* **The problem**: Wherever "Николай" turns up in a line of the entries below, that line counts. Say how many such lines there are, with no other words.

* **Records for the exercise**:

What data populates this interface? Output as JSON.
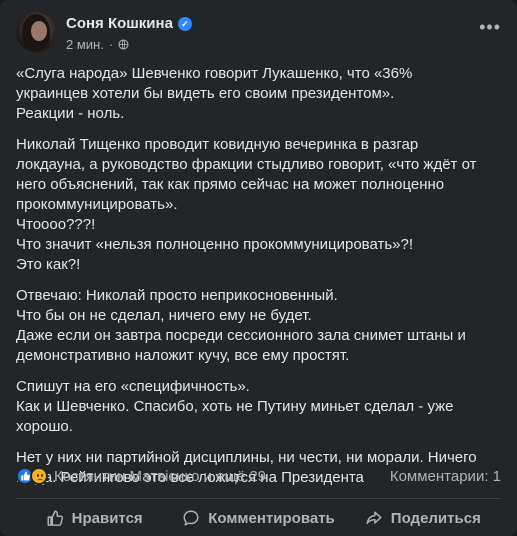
{
  "post": {
    "author": "Соня Кошкина",
    "time": "2 мин.",
    "more_label": "•••",
    "paragraphs": [
      "«Слуга народа» Шевченко говорит Лукашенко, что «36%\nукраинцев хотели бы видеть его своим президентом».\nРеакции - ноль.",
      "Николай Тищенко проводит ковидную вечеринка в разгар\nлокдауна, а руководство фракции стыдливо говорит, «что ждёт от\nнего объяснений, так как прямо сейчас на может полноценно\nпрокоммуницировать».\nЧтоооо???!\nЧто значит «нельзя полноценно прокоммуницировать»?!\nЭто как?!",
      "Отвечаю: Николай просто неприкосновенный.\nЧто бы он не сделал, ничего ему не будет.\nДаже если он завтра посреди сессионного зала снимет штаны и\nдемонстративно наложит кучу, все ему простят.",
      "Спишут на его «специфичность».\nКак и Шевченко. Спасибо, хоть не Путину миньет сделал - уже\nхорошо.",
      "Нет у них ни партийной дисциплины, ни чести, ни морали. Ничего\nИ, да. Рейтингово это все ложится на Президента"
    ],
    "reactions_text": "Костянтин Матвієнко и ещё 29",
    "comments_text": "Комментарии: 1"
  },
  "actions": {
    "like": "Нравится",
    "comment": "Комментировать",
    "share": "Поделиться"
  },
  "colors": {
    "background": "#242526",
    "text": "#e4e6eb",
    "secondary": "#b0b3b8",
    "verified": "#2d88ff",
    "like": "#2078f4",
    "sad": "#f7b125"
  }
}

* **Your solution**: 2